  • Building Confidence: It is common knowledge that almost no situation is a dead-end, and you can almost always figure a way out. You have done that in the past, and you can do this again. Browsing through your old journal entries gives you this reassurance. What’s more, you are now fortified with a treasure trove of experience, unlike in the past. Your journaling practices can be your trusted old friend.
  • Venting and Letting Go: We all need a good cry now and then. As you write down or type your sadness, you may feel tears welling up, your eyes getting all blurry, and a few salty drops leaving damp spots on the paper. Go ahead, cry it out! The act of venting is crucial to the act of letting go — it’s healing and cathartic.
  • Mindfulness: Journaling helps you untangle your thoughts and emotions and deal with them more maturely. It helps you to be fully present in the moment. It prevents your mind from wandering off out of your control. This process can help you reduce stress and effectively reduce the symptoms of stress-induced anxiety.
  • Improved Health: A healthy mind is indispensable for a healthy body. As you take control over your thoughts and habits by confronting them through journaling, you can be sure to observe tremendous improvements in your physical health. Also, setting up a routine for healthy habits is sure to make you feel re-energized.

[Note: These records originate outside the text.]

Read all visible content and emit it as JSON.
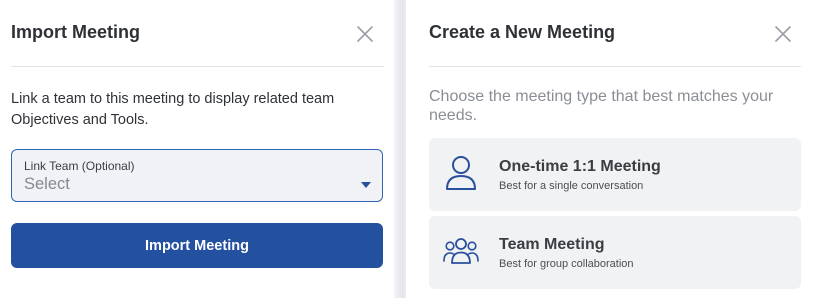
{
  "import_panel": {
    "title": "Import Meeting",
    "description": "Link a team to this meeting to display related team Objectives and Tools.",
    "link_team": {
      "label": "Link Team (Optional)",
      "value": "Select"
    },
    "import_button_label": "Import Meeting"
  },
  "create_panel": {
    "title": "Create a New Meeting",
    "description": "Choose the meeting type that best matches your needs.",
    "options": [
      {
        "icon": "person-icon",
        "title": "One-time 1:1 Meeting",
        "subtitle": "Best for a single conversation"
      },
      {
        "icon": "group-icon",
        "title": "Team Meeting",
        "subtitle": "Best for group collaboration"
      }
    ]
  },
  "colors": {
    "primary": "#2450a0",
    "focus_border": "#2f64b6",
    "icon_blue": "#2a4f9c"
  }
}
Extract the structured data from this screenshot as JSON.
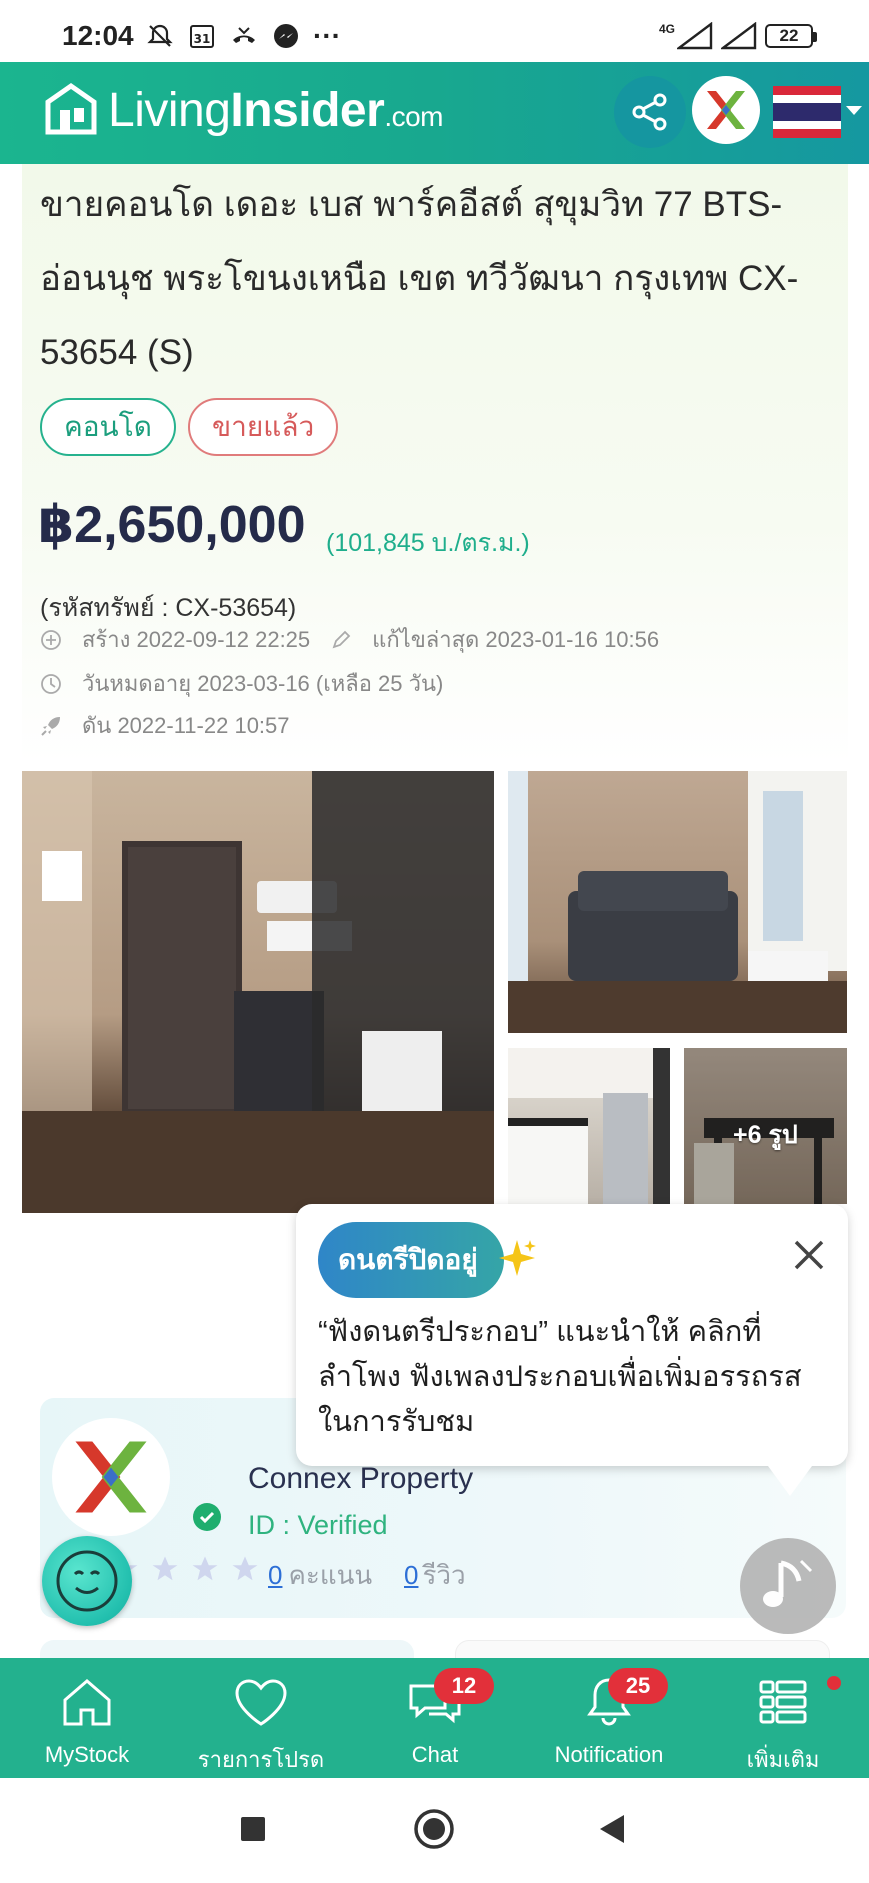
{
  "status_bar": {
    "time": "12:04",
    "calendar_day": "31",
    "more": "···",
    "network": "4G",
    "battery": "22"
  },
  "header": {
    "logo_light": "Living",
    "logo_bold": "Insider",
    "logo_com": ".com",
    "icons": [
      "share-icon",
      "connex-x-logo",
      "thai-flag-icon"
    ]
  },
  "listing": {
    "title": "ขายคอนโด เดอะ เบส พาร์คอีสต์ สุขุมวิท 77 BTS-อ่อนนุช พระโขนงเหนือ เขต ทวีวัฒนา กรุงเทพ CX-53654 (S)",
    "tag_type": "คอนโด",
    "tag_status": "ขายแล้ว",
    "price": "฿2,650,000",
    "price_per_sqm": "(101,845 บ./ตร.ม.)",
    "property_code": "(รหัสทรัพย์ : CX-53654)",
    "created": "สร้าง 2022-09-12 22:25",
    "last_edited": "แก้ไขล่าสุด 2023-01-16 10:56",
    "expires": "วันหมดอายุ 2023-03-16  (เหลือ 25 วัน)",
    "boosted": "ดัน 2022-11-22 10:57",
    "more_photos": "+6 รูป"
  },
  "agent": {
    "name": "Connex Property",
    "id_text": "ID : Verified",
    "score": "0",
    "score_label": "คะแนน",
    "reviews": "0",
    "reviews_label": "รีวิว"
  },
  "music_tip": {
    "badge": "ดนตรีปิดอยู่",
    "text": "“ฟังดนตรีประกอบ” แนะนำให้ คลิกที่ลำโพง ฟังเพลงประกอบเพื่อเพิ่มอรรถรสในการรับชม"
  },
  "bottom_nav": {
    "items": [
      {
        "label": "MyStock",
        "icon": "home-icon"
      },
      {
        "label": "รายการโปรด",
        "icon": "heart-icon"
      },
      {
        "label": "Chat",
        "icon": "chat-icon",
        "badge": "12"
      },
      {
        "label": "Notification",
        "icon": "bell-icon",
        "badge": "25"
      },
      {
        "label": "เพิ่มเติม",
        "icon": "menu-list-icon"
      }
    ]
  },
  "colors": {
    "brand_green": "#23b18e",
    "price_navy": "#252b4a",
    "accent_teal": "#1fae8c",
    "sold_red": "#d65a5a",
    "badge_red": "#e2303a"
  }
}
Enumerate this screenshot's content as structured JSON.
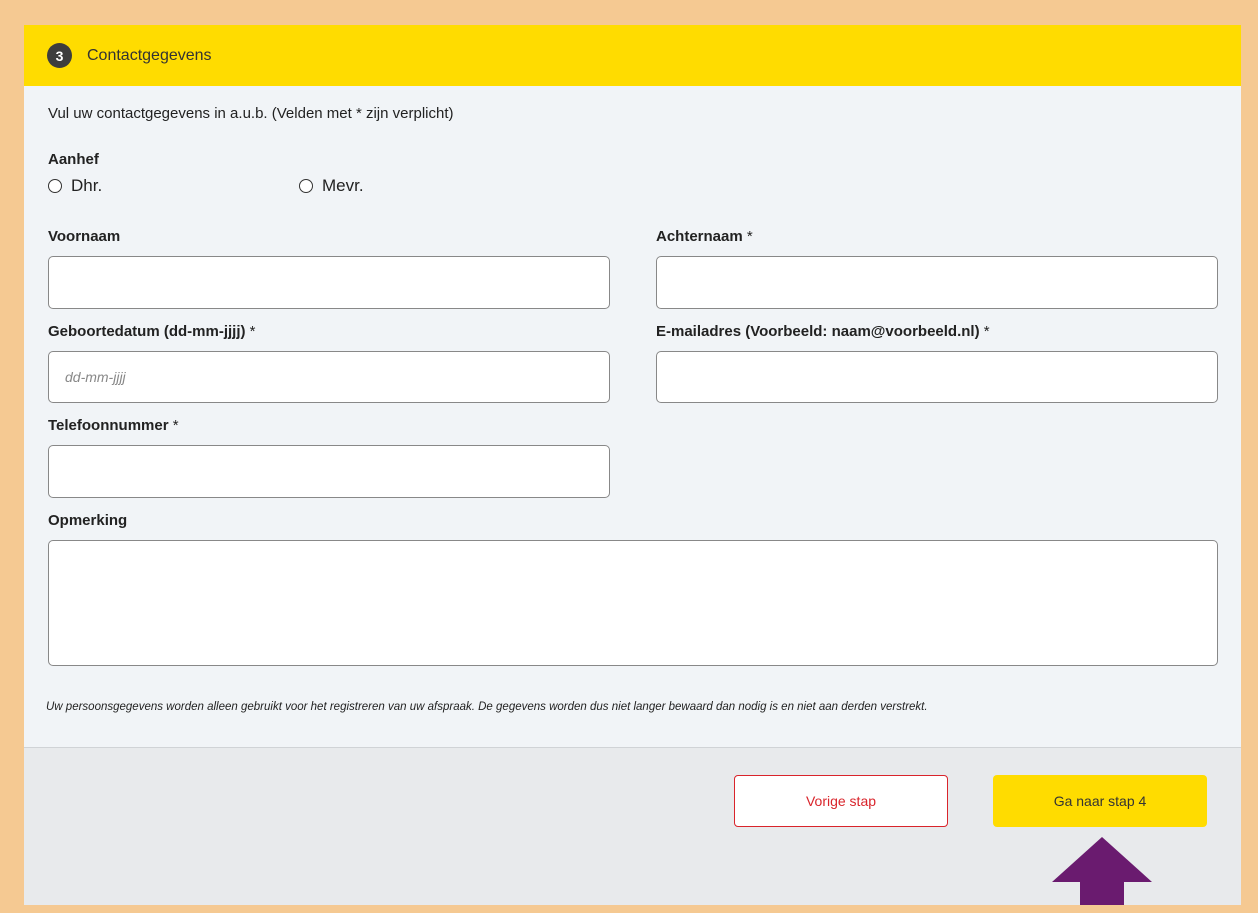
{
  "step": {
    "number": "3",
    "title": "Contactgegevens"
  },
  "intro": "Vul uw contactgegevens in a.u.b. (Velden met * zijn verplicht)",
  "salutation": {
    "label": "Aanhef",
    "options": [
      "Dhr.",
      "Mevr."
    ]
  },
  "fields": {
    "first_name": {
      "label": "Voornaam"
    },
    "last_name": {
      "label": "Achternaam",
      "required": "*"
    },
    "birthdate": {
      "label": "Geboortedatum (dd-mm-jjjj)",
      "required": "*",
      "placeholder": "dd-mm-jjjj"
    },
    "email": {
      "label": "E-mailadres (Voorbeeld: naam@voorbeeld.nl)",
      "required": "*"
    },
    "phone": {
      "label": "Telefoonnummer",
      "required": "*"
    },
    "remark": {
      "label": "Opmerking"
    }
  },
  "privacy_notice": "Uw persoonsgegevens worden alleen gebruikt voor het registreren van uw afspraak. De gegevens worden dus niet langer bewaard dan nodig is en niet aan derden verstrekt.",
  "buttons": {
    "previous": "Vorige stap",
    "next": "Ga naar stap 4"
  },
  "colors": {
    "header": "#ffdc00",
    "button_next": "#ffdc00",
    "button_prev_border": "#d9242b",
    "arrow": "#6a1b6f"
  }
}
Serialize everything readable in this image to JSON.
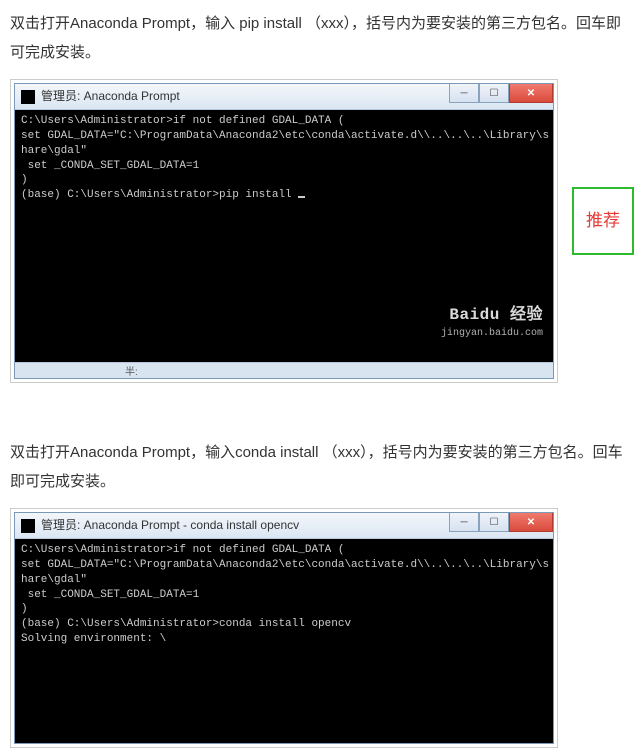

Keep the following points in mind for effective journaling:

  • Choose Your Medium: You can sit down with a notebook and a pen, you can type out documents on your laptops, you can use apps specifically designed for journaling (you can find several with a simple Google search), or you can even record yourself speaking about the things that you need to address. But whatever medium you choose, try to stick to one and don’t get distracted by too many options.
  • Build a Habit: Try to journal every day, at least when you are starting out. Also, try to set a fixed time for journaling, just like any other daily habit — for example, your morning coffee or afternoon gym. If doing it every day seems like too much of a challenge, do it at least twice a week, but no less than that.
  • Find Your Rhythm: Experiment with multiple styles and techniques to see what works best for you. Some popular styles can be A. Confessional – Expressing your deepest, darkest, saddest thoughts without being judgemental; B. Stream-Of-Consciousness – Wording your thoughts as they keep coming to you. There need not be any fixed pattern or logical sequence. Even the sentences need not strictly follow the rules of grammar. After all, you are writing for yourself. So do what makes sense to you; C. Bulleted List – This works well when you are preparing a to-do list, setting out goals, or keeping track of your progress.
  • Be Realistic: It’s easy to get emotionally carried away when dealing with something so personal as a journal. But try to be as realistic as your can. Set realistic goals within a realistic timeline. The consequence of being unrealistic is that you might get disappointed when you fail to meet your goals and give up journaling altogether.
  • Be Honest: Be brutally honest. If not here, then where? Remember, journal writing is a way of conversing with your mind, which already knows everything. Don’t try to delude yourself. None of us is perfect — far from it — and your journal is where you can embrace your imperfection.

A journal can be your steadiest friend and closest confidante. So why not start journaling today, and see the remarkable improvements in your mental and physical well-being?